or, I can press the [+/-] button (Up Arrow) to
switch between shutter speed and aperture, and
again rotate the Control Dial to select another
shutter speed until the exposure differential
indicates 0.0EV. Other info you can see at a glance
are: ISO 100, Manual WB, Single AF with all 3
AF zones active [|||], Single Shot mode, SHQ image
quality/compression, sRGB colour space, and enough
space left for approx. 158 SHQ images.
The 4.6 cm (1.8 in.) HyperCrystal TFT Color LCD
monitor is very clear at 134,000 pixels resolution.
The Control Panel and images are crisp and can
be viewed at an angle. Remember, the LCD monitor
is used for the Control Panel and for Playback
only. For shooting, you use the optical viewfinder.
And it is when I crouch down and move in close
for a macro shot that I miss my live image swivelling
LCD monitor the most.
The viewfinder is, of course, optical with the
expected diopter adjustment dial on the left (i.e.,
"correct") side of the viewfinder. The

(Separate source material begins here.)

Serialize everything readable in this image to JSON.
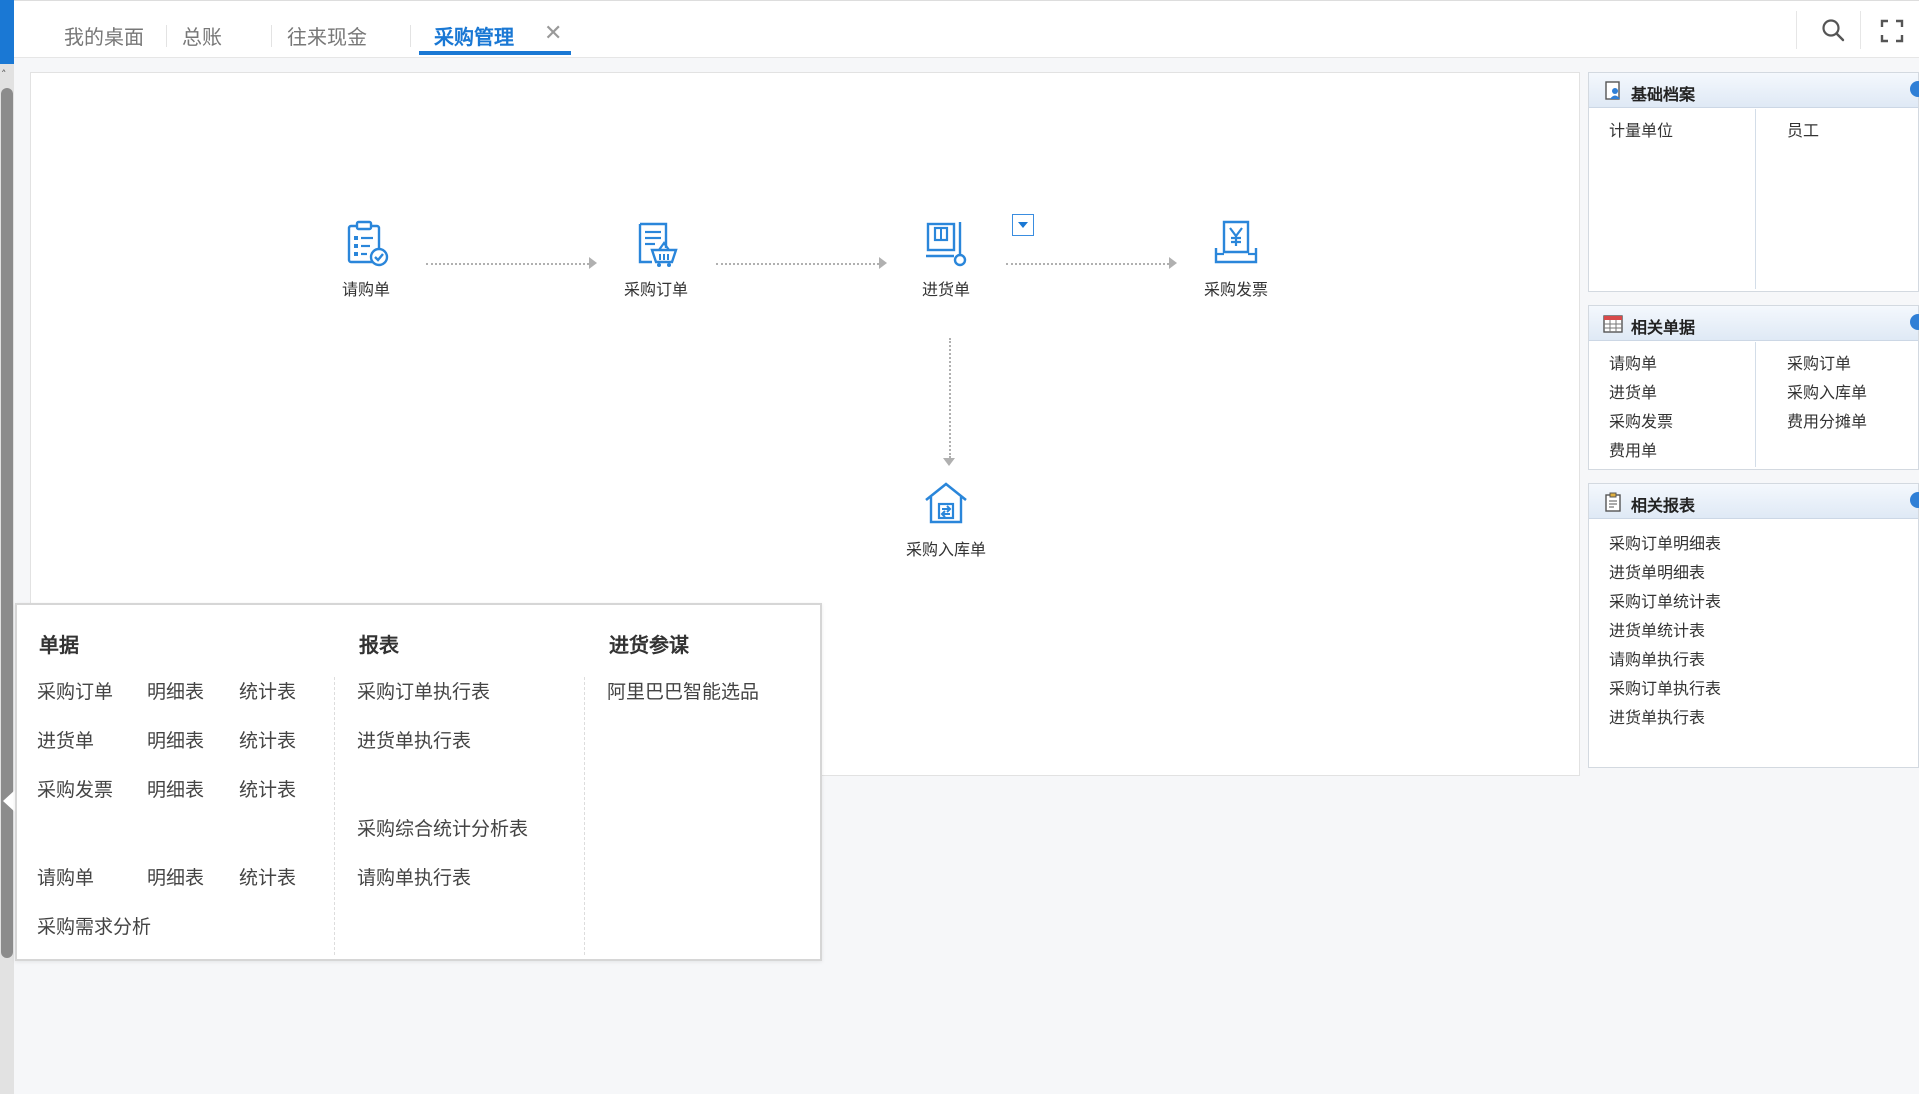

viewfinder is not as large as in a 35mm SLR but
definitely better that the tunnel-like optical
viewfinder of consumer digital cameras. Because
it is a TTL (Thru-The-Lens) viewfinder, you are

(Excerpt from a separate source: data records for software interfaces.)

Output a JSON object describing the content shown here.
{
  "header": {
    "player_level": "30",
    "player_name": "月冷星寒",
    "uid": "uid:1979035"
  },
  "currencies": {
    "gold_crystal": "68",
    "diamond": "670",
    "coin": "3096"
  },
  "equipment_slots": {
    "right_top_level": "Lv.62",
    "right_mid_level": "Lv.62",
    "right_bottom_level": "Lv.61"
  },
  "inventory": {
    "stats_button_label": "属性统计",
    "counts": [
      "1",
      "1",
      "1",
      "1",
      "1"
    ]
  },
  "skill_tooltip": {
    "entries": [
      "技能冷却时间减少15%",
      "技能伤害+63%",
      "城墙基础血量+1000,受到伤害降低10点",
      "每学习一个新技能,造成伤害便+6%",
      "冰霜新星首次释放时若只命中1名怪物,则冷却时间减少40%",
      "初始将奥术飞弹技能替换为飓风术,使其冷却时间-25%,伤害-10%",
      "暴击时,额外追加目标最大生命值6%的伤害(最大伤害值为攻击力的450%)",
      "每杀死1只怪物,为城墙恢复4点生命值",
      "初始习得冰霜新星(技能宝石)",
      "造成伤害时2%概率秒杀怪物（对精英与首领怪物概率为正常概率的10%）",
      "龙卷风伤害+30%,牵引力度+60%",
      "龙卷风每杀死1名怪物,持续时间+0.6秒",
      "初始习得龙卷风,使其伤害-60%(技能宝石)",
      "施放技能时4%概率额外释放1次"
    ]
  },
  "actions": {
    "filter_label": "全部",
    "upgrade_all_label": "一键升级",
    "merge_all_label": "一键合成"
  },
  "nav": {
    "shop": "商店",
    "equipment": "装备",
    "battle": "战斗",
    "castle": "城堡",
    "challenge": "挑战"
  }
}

looking at the image coming thru the lens and
reflected back to the viewfinder via mirrors.
So, remember that if you set the autofocus to
Single AF, the camera will not focus when you
peer thru the viewfinder. You must turn on the
camera and depress the shutter release slightly
to engage the autofocus. To set the diopter, obtain
focus first (the camera indicates focus lock is
successfully achieved when there is no blinking
green dot), then rotate the diopter adjustment
dial with your left index finger until the image
is crystal clear in the viewfinder.
The autofocus uses TTL Phase Difference Detection
System, is extremely precise and very fast, even
at full 150mm (300mm, 35mm equivalent) telephoto
or in low-light. A blinking green dot in your
viewfinder indicates no focus lock, so pay attention
to that green dot; a bleep indicates focus lock
is achieved and a red dot flashes at one of three
AF points to indicate where the AF locked.
The only time where the EVOLT E-300 may have
some difficulty focusing is in extreme low-light.
In that case you need to manually raise the pop-up
flash (make sure it is disabled in the menu if
you do not want it to fire) and a brief strobe
of white light functions as an AF Illuminator.
No live view on the LCD monitor also means no
auto-gain in extreme low-light; you'll only catch
a glimpse of your subject as the flash strobes
to obtain focus.
One of the very first thing I usually do with
a new camera is to disable all sounds. Unless
the shutter release is a subtle and pleasant click
that can only be heard by me, I prefer to disable
all sounds. Ah, not so with a dSLR. There is a
myriad of sounds: there is a mirror that goes
kaplunk, a shutter that goes kachunk, and an annoying
bleep to indicate successful focus lock. The lens
also makes a whirring noise as it auto focuses.
There's no way to turn off those sounds, except
for the bleep. It's not a complaint -- just to
let you know what you are getting into as you
move into the world of the dSLR. In fact, I pretty
much like the satisfying whizz, kaplunk and kachunk
of each picture recorded. It's just that it gets
you stares everytime.
Unlike the C-7070, which uses the same battery
as the EVOLT E-300, there is no latch to prevent
the battery from falling when the door of the
battery compartment is opened. I have, however,
not encountered any close call, for I usually
turn the camera over to remove the battery.
The USB is 2.0 Full Speed (i.e. USB 1.1). The
USB connector is protected by a rubber flap that
can be opened up wide, but it does not stay in
place so you have to kind of fight it as you try
to plug the USB cable in. Since I transfer images
often to my PC, it would have been nice if that
flap swivelled out of the way.
The Olympus EVOLT E-300 accepts CompactFlash
(CF) cards. A 1GB CF card can hold about 159 SHQ
images or 72 RAW images. The following table gives
an approximation of the number of 8MP images you
can save on a 1GB CF card in the different image
The Olympus EVOLT E-300 is built solidly
and handles superbly. It feels natural in my hands
and there is no fumbling for the shutter release
button or other controls. The overall feeling
of using the camera and the two lenses is one
of high quality and smooth operation.